A temporary home to out-of-towners[caption id="attachment_13192" align="alignright" width="300"] Fall Creek YMCA[/caption] The Monster Meetings continued at Fall Creek and featured local and nationally recognized speakers.
“Fall Creek Y was also a place that offered a residential facility, a temporary home to visiting out-of-towners who sometimes could not find lodging in local hotels due to racial segregationist practices of the late 50’s and early 60’s,” she said.Unfortunately with the growth and shift in the city’s population and sundry repairs needed the Fall Creek YMCA, the YMCA of Greater Indianapolis had to make the difficult decision to close in 2002.
Good Friday Breakfasts[caption id="attachment_8473" align="alignright" width="300"] Good Friday Breakfast at the Indiana Roof Ballroom in 2018[/caption] According to Nancy Shaw, Legacy Wall Committee Member, Board of Trustees for the YMCA and Indianapolis YMCA Foundation, not all traditions were lost with the demise of the former two YMCAs, for instance the Good Friday Prayer Breakfast that originated at the Fall Creek YMCA by the Y’s Men. “This event has been institutionalized by the Greater Indianapolis YMCA and has become an annual, city-wide event,” she said. After the close of the Fall Creek YMCA, Norris Lineweaver, former president of the YMCA of Greater Indianapolis, made a promise to one day open another YMCA on the west side of Indianapolis. Pike Y fills the gap In 2005, a Pike YMCA was opened as a 22,000-square-feet workout facility in Park 100 Office Complex until funds could be raised and a new facility built. Y membership increased considerably. Eric Ellsworth, who became CEO of the YMCA of Greater Indianapolis in 2005, made it a priority to include opening a YMCA on the west side of Indianapolis as part of the Y's expansion efforts. [caption id="attachment_13193" align="alignright" width="300"] Pike YMCA Camp[/caption] According to Monic Hill, executive director of the OrthoIndy Foundation YMCA, along the way, many other factors contributed to the realization of a new YMCA in Pike Township, including the donation of 12 acres of land by the School Board of the Metropolitan School District of Pike Township, the partnership established with the Veteran’s Affairs, and the contributions of Dr. John Dietz, former surgeon for the US Army and chair of naming partner OrthoIndy Foundation.

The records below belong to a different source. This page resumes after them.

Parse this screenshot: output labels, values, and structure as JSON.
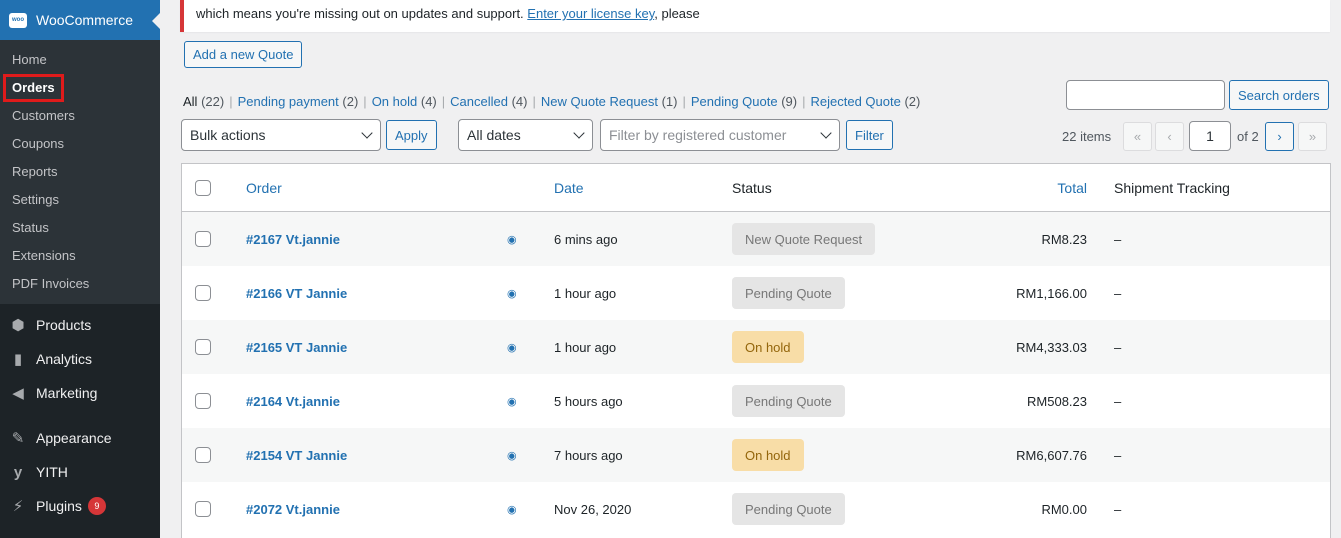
{
  "sidebar": {
    "woocommerce_label": "WooCommerce",
    "logo_text": "woo",
    "submenu": [
      "Home",
      "Orders",
      "Customers",
      "Coupons",
      "Reports",
      "Settings",
      "Status",
      "Extensions",
      "PDF Invoices"
    ],
    "menu": [
      {
        "label": "Products",
        "icon": "cube-icon",
        "glyph": "⬢"
      },
      {
        "label": "Analytics",
        "icon": "bar-chart-icon",
        "glyph": "▮"
      },
      {
        "label": "Marketing",
        "icon": "megaphone-icon",
        "glyph": "◀"
      },
      {
        "label": "Appearance",
        "icon": "paintbrush-icon",
        "glyph": "✎"
      },
      {
        "label": "YITH",
        "icon": "yith-icon",
        "glyph": "y"
      },
      {
        "label": "Plugins",
        "icon": "plug-icon",
        "glyph": "⚡"
      }
    ],
    "plugins_badge": "9"
  },
  "notice": {
    "text_before": "which means you're missing out on updates and support. ",
    "link": "Enter your license key",
    "text_after": ", please"
  },
  "add_quote_label": "Add a new Quote",
  "filters": [
    {
      "label": "All",
      "count": "(22)"
    },
    {
      "label": "Pending payment",
      "count": "(2)"
    },
    {
      "label": "On hold",
      "count": "(4)"
    },
    {
      "label": "Cancelled",
      "count": "(4)"
    },
    {
      "label": "New Quote Request",
      "count": "(1)"
    },
    {
      "label": "Pending Quote",
      "count": "(9)"
    },
    {
      "label": "Rejected Quote",
      "count": "(2)"
    }
  ],
  "search": {
    "button": "Search orders",
    "value": ""
  },
  "toolbar": {
    "bulk_actions": "Bulk actions",
    "apply": "Apply",
    "all_dates": "All dates",
    "customer_placeholder": "Filter by registered customer",
    "filter": "Filter"
  },
  "pagination": {
    "items": "22 items",
    "first": "«",
    "prev": "‹",
    "current": "1",
    "of": "of 2",
    "next": "›",
    "last": "»"
  },
  "table": {
    "headers": {
      "order": "Order",
      "date": "Date",
      "status": "Status",
      "total": "Total",
      "tracking": "Shipment Tracking"
    },
    "rows": [
      {
        "order": "#2167 Vt.jannie",
        "date": "6 mins ago",
        "status": "New Quote Request",
        "status_type": "grey",
        "total": "RM8.23",
        "tracking": "–"
      },
      {
        "order": "#2166 VT Jannie",
        "date": "1 hour ago",
        "status": "Pending Quote",
        "status_type": "grey",
        "total": "RM1,166.00",
        "tracking": "–"
      },
      {
        "order": "#2165 VT Jannie",
        "date": "1 hour ago",
        "status": "On hold",
        "status_type": "hold",
        "total": "RM4,333.03",
        "tracking": "–"
      },
      {
        "order": "#2164 Vt.jannie",
        "date": "5 hours ago",
        "status": "Pending Quote",
        "status_type": "grey",
        "total": "RM508.23",
        "tracking": "–"
      },
      {
        "order": "#2154 VT Jannie",
        "date": "7 hours ago",
        "status": "On hold",
        "status_type": "hold",
        "total": "RM6,607.76",
        "tracking": "–"
      },
      {
        "order": "#2072 Vt.jannie",
        "date": "Nov 26, 2020",
        "status": "Pending Quote",
        "status_type": "grey",
        "total": "RM0.00",
        "tracking": "–"
      }
    ]
  },
  "colors": {
    "accent": "#2271b1",
    "sidebar_bg": "#1d2327",
    "hold_bg": "#f8dda7",
    "grey_bg": "#e5e5e5",
    "highlight_border": "#e01b1b"
  }
}
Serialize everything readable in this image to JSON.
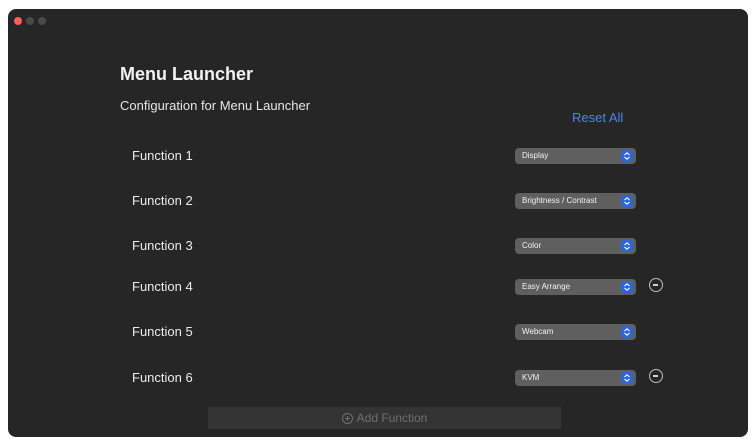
{
  "window": {
    "title": "Menu Launcher",
    "subtitle": "Configuration for Menu Launcher"
  },
  "actions": {
    "reset_all": "Reset All",
    "add_function": "Add Function"
  },
  "functions": [
    {
      "label": "Function 1",
      "selected": "Display",
      "removable": false
    },
    {
      "label": "Function 2",
      "selected": "Brightness / Contrast",
      "removable": false
    },
    {
      "label": "Function 3",
      "selected": "Color",
      "removable": false
    },
    {
      "label": "Function 4",
      "selected": "Easy Arrange",
      "removable": true
    },
    {
      "label": "Function 5",
      "selected": "Webcam",
      "removable": false
    },
    {
      "label": "Function 6",
      "selected": "KVM",
      "removable": true
    }
  ],
  "colors": {
    "window_bg": "#262626",
    "accent": "#2f66d6",
    "link": "#4a86e8",
    "close_dot": "#ff5f57"
  },
  "icons": {
    "close": "close-dot-icon",
    "minimize": "minimize-dot-icon",
    "zoom": "zoom-dot-icon",
    "chevron": "chevron-updown-icon",
    "remove": "minus-circle-icon",
    "add": "plus-circle-icon"
  }
}
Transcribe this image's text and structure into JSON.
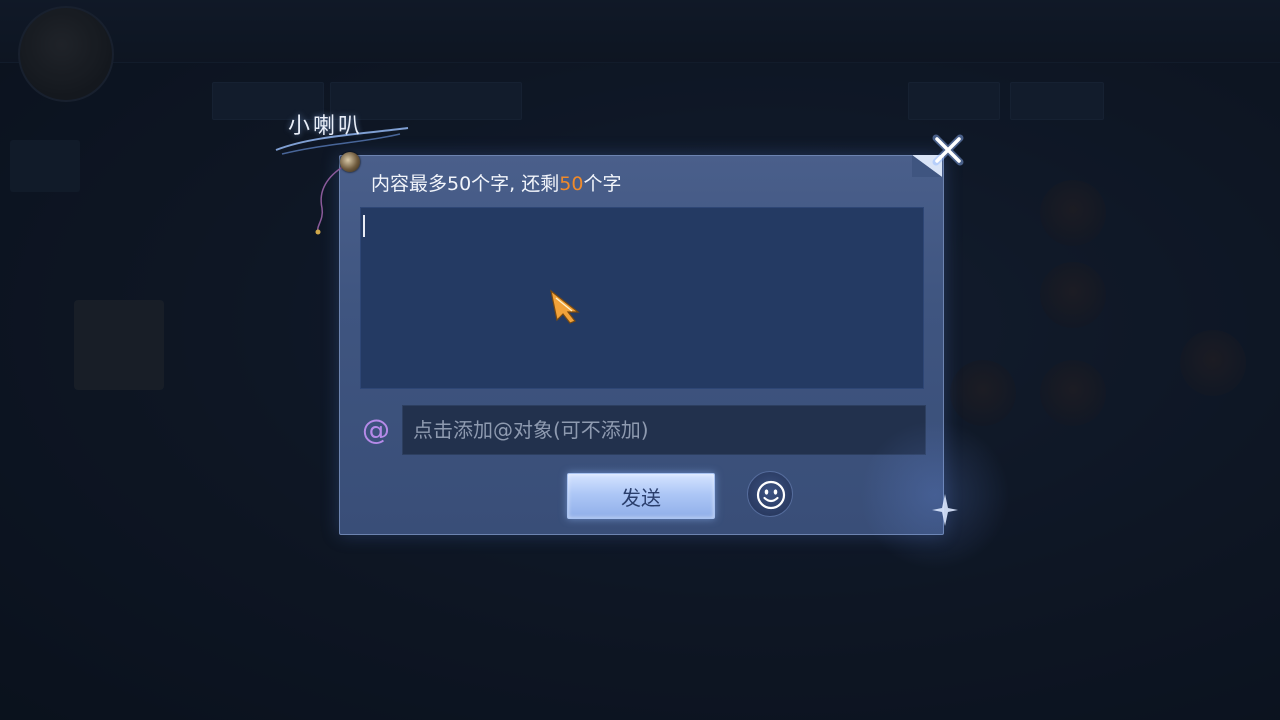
{
  "title": "小喇叭",
  "hint": {
    "prefix": "内容最多50个字, 还剩",
    "remaining": "50",
    "suffix": "个字"
  },
  "message": {
    "value": ""
  },
  "mention": {
    "at_symbol": "@",
    "placeholder": "点击添加@对象(可不添加)",
    "value": ""
  },
  "actions": {
    "send_label": "发送"
  },
  "icons": {
    "close": "close-icon",
    "emoji": "smiley-icon",
    "cursor": "arrow-cursor-icon"
  },
  "colors": {
    "remaining_count": "#f08a2a",
    "dialog_background": "#3f5580",
    "send_button": "#adc7f6",
    "at_symbol": "#b58ae8"
  }
}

“Many great leaders offered their time and talents to make sure that the dream was never lost nor forgotten,” said Hill.OrthoIndy Foundation YMCA opens On December 3, 2018, OrthoIndy Foundation YMCA opened its doors on Lafayette Rd. The state-of-the-art facility is 56,000 square-feet and services a diverse population including veterans.
“The Legacy Wall is a dedication to the many individuals who refused to allow the promise (of a new facility) go extinct,” said Hill.
Special thanks to contributing writers Dana Austin, Jan Clark, Tonya Ellis, Monic Hill, Nancy H. Shaw and Stanley Warren, Ed.D. [caption id="attachment_12364" align="aligncenter" width="500"] OrthoIndy Foundation YMCA[/caption]